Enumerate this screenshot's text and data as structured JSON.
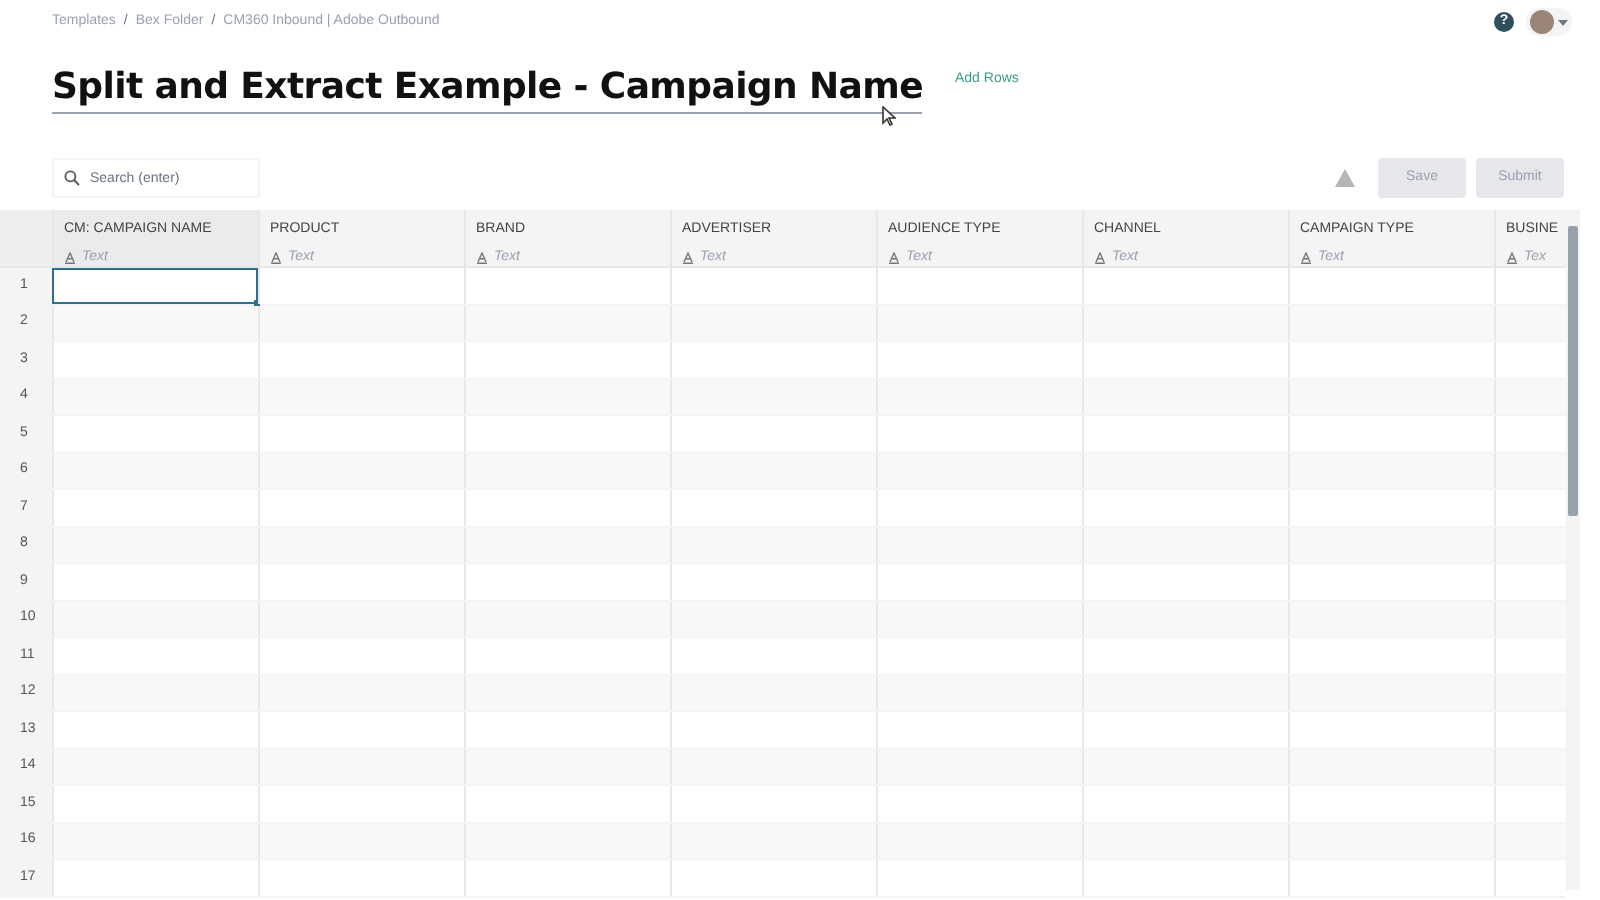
{
  "breadcrumb": {
    "items": [
      "Templates",
      "Bex Folder",
      "CM360 Inbound | Adobe Outbound"
    ],
    "separator": "/"
  },
  "help": {
    "label": "?"
  },
  "title": "Split and Extract Example - Campaign Name",
  "add_rows": "Add Rows",
  "search": {
    "placeholder": "Search (enter)"
  },
  "buttons": [
    {
      "label": "Save",
      "disabled": true
    },
    {
      "label": "Submit",
      "disabled": true
    }
  ],
  "table": {
    "columns": [
      {
        "name": "CM: CAMPAIGN NAME",
        "type": "Text"
      },
      {
        "name": "PRODUCT",
        "type": "Text"
      },
      {
        "name": "BRAND",
        "type": "Text"
      },
      {
        "name": "ADVERTISER",
        "type": "Text"
      },
      {
        "name": "AUDIENCE TYPE",
        "type": "Text"
      },
      {
        "name": "CHANNEL",
        "type": "Text"
      },
      {
        "name": "CAMPAIGN TYPE",
        "type": "Text"
      },
      {
        "name": "BUSINE",
        "type": "Tex"
      }
    ],
    "rows": [
      {
        "number": "1",
        "selected": true
      },
      {
        "number": "2",
        "selected": false
      },
      {
        "number": "3",
        "selected": false
      },
      {
        "number": "4",
        "selected": false
      },
      {
        "number": "5",
        "selected": false
      },
      {
        "number": "6",
        "selected": false
      },
      {
        "number": "7",
        "selected": false
      },
      {
        "number": "8",
        "selected": false
      },
      {
        "number": "9",
        "selected": false
      },
      {
        "number": "10",
        "selected": false
      },
      {
        "number": "11",
        "selected": false
      },
      {
        "number": "12",
        "selected": false
      },
      {
        "number": "13",
        "selected": false
      },
      {
        "number": "14",
        "selected": false
      },
      {
        "number": "15",
        "selected": false
      },
      {
        "number": "16",
        "selected": false
      },
      {
        "number": "17",
        "selected": false
      }
    ]
  }
}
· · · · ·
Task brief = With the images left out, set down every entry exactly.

Output for this exercise =
Enumerate this screenshot's text and data as structured JSON.
{
  "breadcrumb": {
    "items": [
      "Templates",
      "Bex Folder",
      "CM360 Inbound | Adobe Outbound"
    ],
    "separator": "/"
  },
  "help": {
    "label": "?"
  },
  "title": "Split and Extract Example - Campaign Name",
  "add_rows": "Add Rows",
  "search": {
    "placeholder": "Search (enter)"
  },
  "buttons": [
    {
      "label": "Save",
      "disabled": true
    },
    {
      "label": "Submit",
      "disabled": true
    }
  ],
  "table": {
    "columns": [
      {
        "name": "CM: CAMPAIGN NAME",
        "type": "Text"
      },
      {
        "name": "PRODUCT",
        "type": "Text"
      },
      {
        "name": "BRAND",
        "type": "Text"
      },
      {
        "name": "ADVERTISER",
        "type": "Text"
      },
      {
        "name": "AUDIENCE TYPE",
        "type": "Text"
      },
      {
        "name": "CHANNEL",
        "type": "Text"
      },
      {
        "name": "CAMPAIGN TYPE",
        "type": "Text"
      },
      {
        "name": "BUSINE",
        "type": "Tex"
      }
    ],
    "rows": [
      {
        "number": "1",
        "selected": true
      },
      {
        "number": "2",
        "selected": false
      },
      {
        "number": "3",
        "selected": false
      },
      {
        "number": "4",
        "selected": false
      },
      {
        "number": "5",
        "selected": false
      },
      {
        "number": "6",
        "selected": false
      },
      {
        "number": "7",
        "selected": false
      },
      {
        "number": "8",
        "selected": false
      },
      {
        "number": "9",
        "selected": false
      },
      {
        "number": "10",
        "selected": false
      },
      {
        "number": "11",
        "selected": false
      },
      {
        "number": "12",
        "selected": false
      },
      {
        "number": "13",
        "selected": false
      },
      {
        "number": "14",
        "selected": false
      },
      {
        "number": "15",
        "selected": false
      },
      {
        "number": "16",
        "selected": false
      },
      {
        "number": "17",
        "selected": false
      }
    ]
  }
}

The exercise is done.